===== SUPPLIED INFORMATION =====
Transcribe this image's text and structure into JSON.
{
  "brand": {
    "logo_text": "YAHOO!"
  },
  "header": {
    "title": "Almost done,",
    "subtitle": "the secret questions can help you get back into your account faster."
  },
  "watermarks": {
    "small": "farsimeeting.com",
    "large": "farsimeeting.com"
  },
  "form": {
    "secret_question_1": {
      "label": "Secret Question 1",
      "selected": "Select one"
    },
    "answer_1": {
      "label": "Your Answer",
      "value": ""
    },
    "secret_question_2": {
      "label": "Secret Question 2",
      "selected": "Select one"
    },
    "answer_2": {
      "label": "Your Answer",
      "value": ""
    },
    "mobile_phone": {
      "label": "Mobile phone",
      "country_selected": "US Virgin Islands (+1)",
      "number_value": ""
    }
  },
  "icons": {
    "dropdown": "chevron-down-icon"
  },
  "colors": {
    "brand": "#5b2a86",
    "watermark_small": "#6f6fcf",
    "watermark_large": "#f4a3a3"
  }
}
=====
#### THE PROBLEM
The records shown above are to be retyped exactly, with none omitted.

#### SOLUTION
Transcribe this image's text and structure into JSON.
{
  "brand": {
    "logo_text": "YAHOO!"
  },
  "header": {
    "title": "Almost done,",
    "subtitle": "the secret questions can help you get back into your account faster."
  },
  "watermarks": {
    "small": "farsimeeting.com",
    "large": "farsimeeting.com"
  },
  "form": {
    "secret_question_1": {
      "label": "Secret Question 1",
      "selected": "Select one"
    },
    "answer_1": {
      "label": "Your Answer",
      "value": ""
    },
    "secret_question_2": {
      "label": "Secret Question 2",
      "selected": "Select one"
    },
    "answer_2": {
      "label": "Your Answer",
      "value": ""
    },
    "mobile_phone": {
      "label": "Mobile phone",
      "country_selected": "US Virgin Islands (+1)",
      "number_value": ""
    }
  },
  "icons": {
    "dropdown": "chevron-down-icon"
  },
  "colors": {
    "brand": "#5b2a86",
    "watermark_small": "#6f6fcf",
    "watermark_large": "#f4a3a3"
  }
}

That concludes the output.